This allows you to create the cell content in any way you like, and the postback code and handlers are automatically generated for you.

Using JQuery you end up with something along the lines of this:

<head runat="server">
            display: none;
    <form id="form1" runat="server">
    <script src="" type="text/javascript"></script>
    <script type="text/javascript">
        $(document).ready(function () {
            $("td.ClickableCell").click(function (event) { $("input.ClickableCellButton").click() });
                    <td class="ClickableCell">
                        Cell Contents<br />
                        on multiple lines
                        <asp:Button ID="Button1" runat="server" Text="Button" CssClass="ClickableCellButton"
                            OnClick="Button1_Click" />
share|improve this answer
This is exactly what I want to achieve. But won't the lines you write ("Cell Contents<br /> on multiple lines") be created beside the button? – Aske B. May 8 '12 at 15:02
Because the button is styled with display:none it is invisible in the browser. This means that from the user's perspective it does not exist, but our javascript can still see it and raise the events associated with it. So in essence this turns the whole cell into a button. – Rozwel May 8 '12 at 15:06
I misunderstood your solution. I thought the button inside the cell was the one raising the click event. But since this is a dynamically created asp:Table, how do you use add the JQuery to achieve this? I found the control.Style.Add() method for the styling. – Aske B. May 8 '12 at 15:11
The JQuery snip parses out to english as: When the document has finished loading, scan it to find all td elements with a class of ClickableCell. For each element found register a click event handler to execute this anonymous function. The handler function says: Get the target of the event (the td that was clicked), look inside the target for an input with a class of ClickableCellButton (the button control in the cell), raise the click event of the input that is located (calls the buttons prebuilt postback code). – Rozwel May 8 '12 at 15:24
By including the JQuery snip on the page, and assigning the correct class names to the appropriate controls as they are created, we make it so that the client side code will find the cells with content/buttons and handle relaying the click event from the td element to the invisible button. This gives you all of the post back functionality of the button (command arguments, etc) along with all of the formatting capability of a table cell (multi line, auto width, etc), without having to try to write your own postback code. – Rozwel May 8 '12 at 15:30

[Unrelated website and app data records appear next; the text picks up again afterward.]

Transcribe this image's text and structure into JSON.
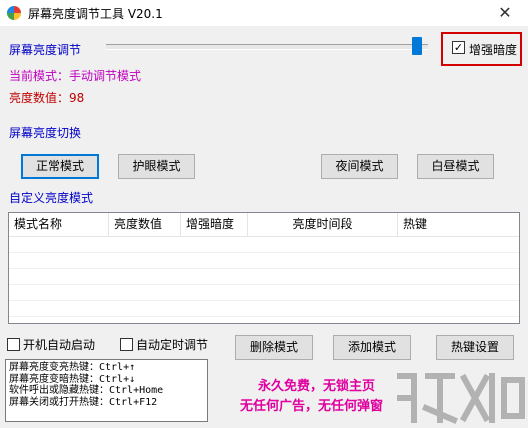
{
  "window": {
    "title": "屏幕亮度调节工具 V20.1",
    "close_glyph": "✕"
  },
  "brightness": {
    "label": "屏幕亮度调节",
    "slider_fraction": 0.98,
    "enhance_checkbox_label": "增强暗度",
    "enhance_checked": true,
    "current_mode_text": "当前模式：手动调节模式",
    "value_text": "亮度数值：98"
  },
  "mode_switch": {
    "label": "屏幕亮度切换",
    "buttons": [
      "正常模式",
      "护眼模式",
      "夜间模式",
      "白昼模式"
    ]
  },
  "custom": {
    "label": "自定义亮度模式",
    "columns": [
      "模式名称",
      "亮度数值",
      "增强暗度",
      "亮度时间段",
      "热键"
    ]
  },
  "options": {
    "autostart_label": "开机自动启动",
    "autotimer_label": "自动定时调节"
  },
  "actions": {
    "delete_label": "删除模式",
    "add_label": "添加模式",
    "hotkey_label": "热键设置"
  },
  "hotkeys": [
    "屏幕亮度变亮热键：Ctrl+↑",
    "屏幕亮度变暗热键：Ctrl+↓",
    "软件呼出或隐藏热键：Ctrl+Home",
    "屏幕关闭或打开热键：Ctrl+F12"
  ],
  "promo": {
    "line1": "永久免费，无锁主页",
    "line2": "无任何广告，无任何弹窗"
  },
  "colors": {
    "label_blue": "#0000c8",
    "mode_purple": "#c000c0",
    "value_red": "#c00000",
    "highlight_red": "#d40000",
    "promo_pink": "#e000a0",
    "slider_blue": "#0078d7"
  }
}
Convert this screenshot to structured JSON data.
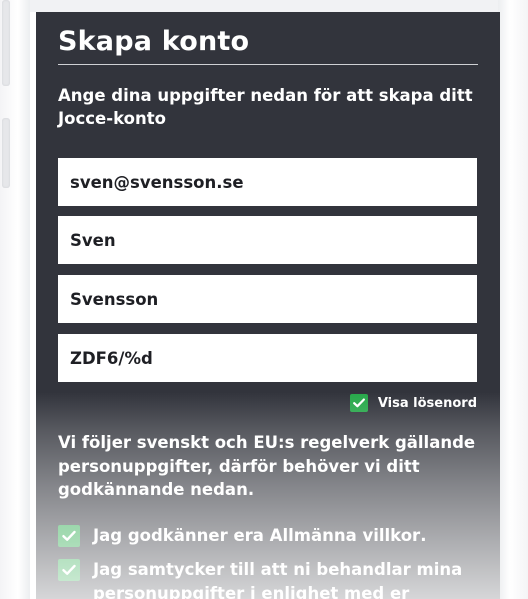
{
  "form": {
    "title": "Skapa konto",
    "subtitle": "Ange dina uppgifter nedan för att skapa ditt Jocce-konto",
    "email_value": "sven@svensson.se",
    "first_name_value": "Sven",
    "last_name_value": "Svensson",
    "password_value": "ZDF6/%d",
    "show_password_label": "Visa lösenord",
    "show_password_checked": true,
    "info_text": "Vi följer svenskt och EU:s regelverk gällande personuppgifter, därför behöver vi ditt godkännande nedan.",
    "terms_prefix": "Jag godkänner era ",
    "terms_link": "Allmänna villkor",
    "terms_suffix": ".",
    "terms_checked": true,
    "consent_text": "Jag samtycker till att ni behandlar mina personuppgifter i enlighet med er",
    "consent_checked": true
  },
  "colors": {
    "background": "#32343c",
    "field_background": "#ffffff",
    "checkbox_green": "#27a84a",
    "text": "#ffffff"
  },
  "icons": {
    "checkbox": "checkmark-icon"
  }
}
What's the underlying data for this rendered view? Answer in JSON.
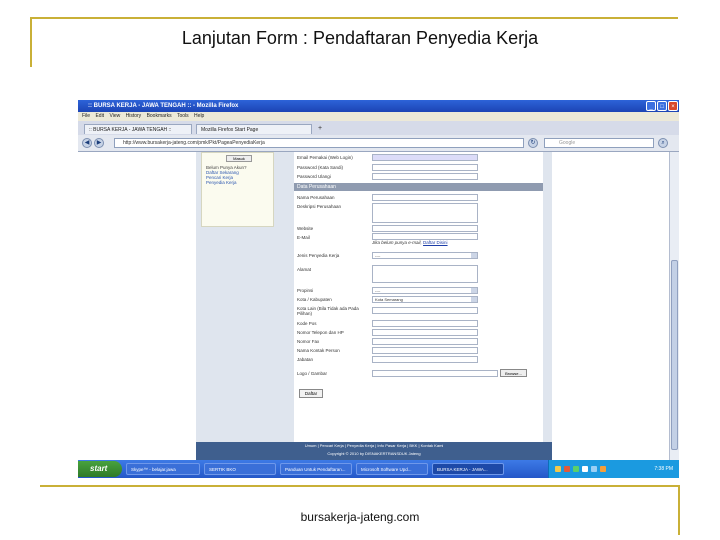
{
  "slide": {
    "title": "Lanjutan Form : Pendaftaran Penyedia Kerja",
    "footer": "bursakerja-jateng.com"
  },
  "browser": {
    "window_title": ":: BURSA KERJA - JAWA TENGAH :: - Mozilla Firefox",
    "menu": [
      "File",
      "Edit",
      "View",
      "History",
      "Bookmarks",
      "Tools",
      "Help"
    ],
    "tabs": [
      {
        "label": ":: BURSA KERJA - JAWA TENGAH ::"
      },
      {
        "label": "Mozilla Firefox Start Page"
      }
    ],
    "url": "http://www.bursakerja-jateng.com/pmk/Pkt/PageaPenyediaKerja",
    "search_placeholder": "Google"
  },
  "sidebar": {
    "button_label": "Masuk",
    "lines": [
      "Belum Punya Akun?",
      "Daftar Sekarang",
      "Pencari Kerja",
      "Penyedia Kerja"
    ]
  },
  "form": {
    "top_fields": [
      {
        "label": "Email Pemakai (Web Login)",
        "value": ""
      },
      {
        "label": "Password (Kata Sandi)",
        "value": ""
      },
      {
        "label": "Password Ulangi",
        "value": ""
      }
    ],
    "section_label": "Data Perusahaan",
    "company_name_label": "Nama Perusahaan",
    "company_desc_label": "Deskripsi Perusahaan",
    "website_label": "Website",
    "email_label": "E-Mail",
    "email_hint": "Jika belum punya e-mail,",
    "email_hint_link": "Daftar Disini",
    "jenis_label": "Jenis Penyedia Kerja",
    "jenis_value": "----",
    "alamat_label": "Alamat",
    "propinsi_label": "Propinsi",
    "propinsi_value": "----",
    "kota_label": "Kota / Kabupaten",
    "kota_value": "Kota Semarang",
    "kota_lain_label": "Kota Lain (Bila Tidak ada Pada Pilihan)",
    "rest_fields": [
      {
        "label": "Kode Pos"
      },
      {
        "label": "Nomor Telepon dan HP"
      },
      {
        "label": "Nomor Fax"
      },
      {
        "label": "Nama Kontak Person"
      },
      {
        "label": "Jabatan"
      }
    ],
    "logo_label": "Logo / Gambar",
    "browse_label": "Browse...",
    "submit_label": "Daftar"
  },
  "page_footer": {
    "links": "Umum  |  Pencari Kerja  |  Penyedia Kerja  |  Info Pasar Kerja  |  BKK  |  Kontak Kami",
    "copyright": "Copyright © 2010 by DISNAKERTRANSDUK Jateng"
  },
  "taskbar": {
    "start_label": "start",
    "buttons": [
      {
        "label": "Skype™ - belajar.jawa"
      },
      {
        "label": "SERTIK BKO"
      },
      {
        "label": "Panduan Untuk Pendaftaran..."
      },
      {
        "label": "Microsoft Software Upd..."
      },
      {
        "label": "BURSA KERJA - JAWA..."
      }
    ],
    "clock": "7:38 PM"
  }
}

And if not, is it possible to multiple lines of information into the button text?

For this particular case, you can accomplish this via CSS only; no need to extend Button:

<asp:button id="myMultilineButton" runat="server" style="width:60px; white-space: normal;" Text="Several lines of text" />

It will render as:

enter image description here

share|improve this answer
Whomever downvoted this, please explain the reason. – Icarus Jul 13 '12 at 14:55

Your Answer


By posting your answer, you agree to the privacy policy and terms of service.

Not the answer you're looking for? Browse other questions tagged or ask your own question.